# Source data:
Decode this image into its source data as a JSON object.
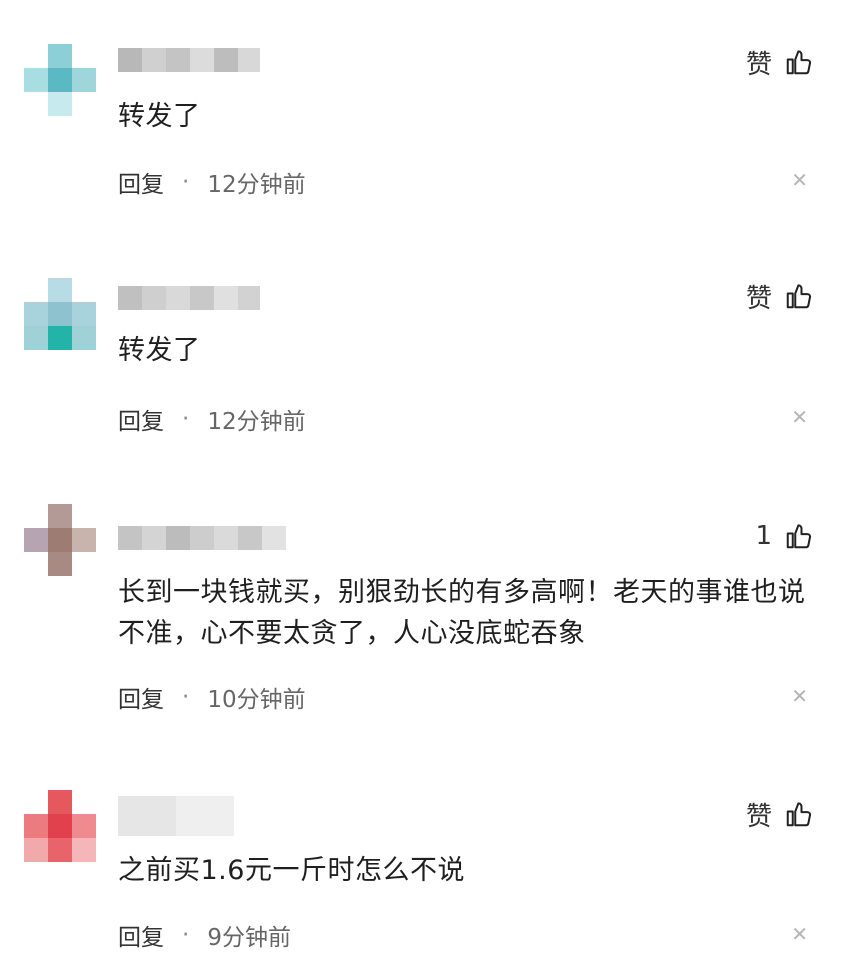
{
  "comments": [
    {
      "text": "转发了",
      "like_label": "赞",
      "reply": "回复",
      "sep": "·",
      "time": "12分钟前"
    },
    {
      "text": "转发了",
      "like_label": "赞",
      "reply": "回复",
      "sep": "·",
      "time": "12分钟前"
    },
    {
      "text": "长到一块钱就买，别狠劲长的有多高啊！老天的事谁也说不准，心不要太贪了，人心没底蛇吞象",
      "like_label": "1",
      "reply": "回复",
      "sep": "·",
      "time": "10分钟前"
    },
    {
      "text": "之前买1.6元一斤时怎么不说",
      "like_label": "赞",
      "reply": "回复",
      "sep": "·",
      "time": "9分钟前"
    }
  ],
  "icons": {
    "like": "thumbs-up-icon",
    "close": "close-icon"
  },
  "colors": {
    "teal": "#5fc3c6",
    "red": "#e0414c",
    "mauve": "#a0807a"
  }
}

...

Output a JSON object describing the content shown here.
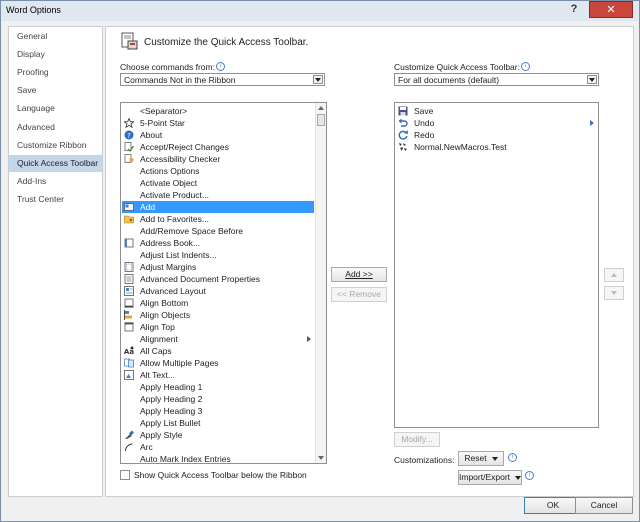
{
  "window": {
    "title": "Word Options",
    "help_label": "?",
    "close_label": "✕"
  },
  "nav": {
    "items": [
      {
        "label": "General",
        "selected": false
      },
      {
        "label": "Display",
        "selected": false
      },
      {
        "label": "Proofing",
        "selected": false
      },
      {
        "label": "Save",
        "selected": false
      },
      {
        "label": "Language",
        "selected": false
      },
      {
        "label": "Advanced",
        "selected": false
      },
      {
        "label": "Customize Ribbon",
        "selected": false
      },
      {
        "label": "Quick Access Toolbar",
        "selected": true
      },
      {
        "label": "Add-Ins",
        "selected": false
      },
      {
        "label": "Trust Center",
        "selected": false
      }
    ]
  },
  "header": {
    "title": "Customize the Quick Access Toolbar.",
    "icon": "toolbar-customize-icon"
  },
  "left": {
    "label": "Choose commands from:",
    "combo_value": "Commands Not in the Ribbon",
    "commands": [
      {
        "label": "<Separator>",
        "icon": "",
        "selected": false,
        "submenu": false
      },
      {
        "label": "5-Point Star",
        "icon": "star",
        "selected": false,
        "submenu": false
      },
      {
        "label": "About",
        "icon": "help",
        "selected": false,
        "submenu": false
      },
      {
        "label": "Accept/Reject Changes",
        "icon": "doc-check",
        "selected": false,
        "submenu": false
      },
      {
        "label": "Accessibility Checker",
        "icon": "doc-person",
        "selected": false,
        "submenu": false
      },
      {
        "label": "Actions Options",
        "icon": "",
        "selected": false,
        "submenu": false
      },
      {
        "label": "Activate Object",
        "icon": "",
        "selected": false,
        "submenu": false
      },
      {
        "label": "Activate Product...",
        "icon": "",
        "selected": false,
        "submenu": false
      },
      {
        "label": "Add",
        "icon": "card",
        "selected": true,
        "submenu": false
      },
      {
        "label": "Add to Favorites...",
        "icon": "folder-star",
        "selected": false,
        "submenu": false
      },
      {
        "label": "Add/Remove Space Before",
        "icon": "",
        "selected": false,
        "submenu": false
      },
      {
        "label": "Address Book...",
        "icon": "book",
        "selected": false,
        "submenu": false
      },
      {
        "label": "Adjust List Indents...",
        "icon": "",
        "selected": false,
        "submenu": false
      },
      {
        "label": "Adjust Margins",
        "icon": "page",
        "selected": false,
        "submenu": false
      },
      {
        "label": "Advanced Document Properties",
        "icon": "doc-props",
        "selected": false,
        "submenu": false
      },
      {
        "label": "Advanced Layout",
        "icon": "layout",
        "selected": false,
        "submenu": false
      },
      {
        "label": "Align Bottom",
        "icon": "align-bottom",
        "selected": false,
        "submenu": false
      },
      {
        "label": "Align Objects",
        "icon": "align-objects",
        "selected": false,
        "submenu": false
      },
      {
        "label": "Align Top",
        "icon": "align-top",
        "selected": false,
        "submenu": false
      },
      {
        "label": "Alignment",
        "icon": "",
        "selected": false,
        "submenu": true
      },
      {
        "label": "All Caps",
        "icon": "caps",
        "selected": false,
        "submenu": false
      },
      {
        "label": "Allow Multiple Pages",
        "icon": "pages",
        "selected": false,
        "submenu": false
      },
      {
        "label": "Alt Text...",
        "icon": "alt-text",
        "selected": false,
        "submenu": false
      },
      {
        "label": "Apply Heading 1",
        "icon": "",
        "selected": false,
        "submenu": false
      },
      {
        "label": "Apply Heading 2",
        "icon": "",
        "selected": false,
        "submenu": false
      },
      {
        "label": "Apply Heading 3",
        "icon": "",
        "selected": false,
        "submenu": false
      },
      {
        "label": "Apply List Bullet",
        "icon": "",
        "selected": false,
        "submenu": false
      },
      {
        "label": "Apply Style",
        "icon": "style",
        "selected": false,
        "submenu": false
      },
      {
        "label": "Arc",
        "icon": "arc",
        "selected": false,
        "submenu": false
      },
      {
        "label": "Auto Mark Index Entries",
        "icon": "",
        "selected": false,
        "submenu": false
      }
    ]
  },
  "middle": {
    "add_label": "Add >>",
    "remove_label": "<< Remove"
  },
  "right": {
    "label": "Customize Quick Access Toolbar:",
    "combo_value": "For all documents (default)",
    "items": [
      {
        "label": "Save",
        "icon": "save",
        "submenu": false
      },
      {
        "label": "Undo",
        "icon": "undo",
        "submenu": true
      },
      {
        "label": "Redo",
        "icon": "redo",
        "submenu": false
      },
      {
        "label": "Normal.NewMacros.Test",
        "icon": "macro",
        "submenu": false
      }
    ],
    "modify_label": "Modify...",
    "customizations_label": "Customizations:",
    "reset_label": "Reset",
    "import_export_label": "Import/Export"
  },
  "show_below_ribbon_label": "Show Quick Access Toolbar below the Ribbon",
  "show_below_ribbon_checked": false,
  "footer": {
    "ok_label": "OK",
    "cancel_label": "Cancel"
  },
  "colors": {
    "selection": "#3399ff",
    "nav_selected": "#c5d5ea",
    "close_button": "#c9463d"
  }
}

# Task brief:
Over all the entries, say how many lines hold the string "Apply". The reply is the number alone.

# Task solution:
5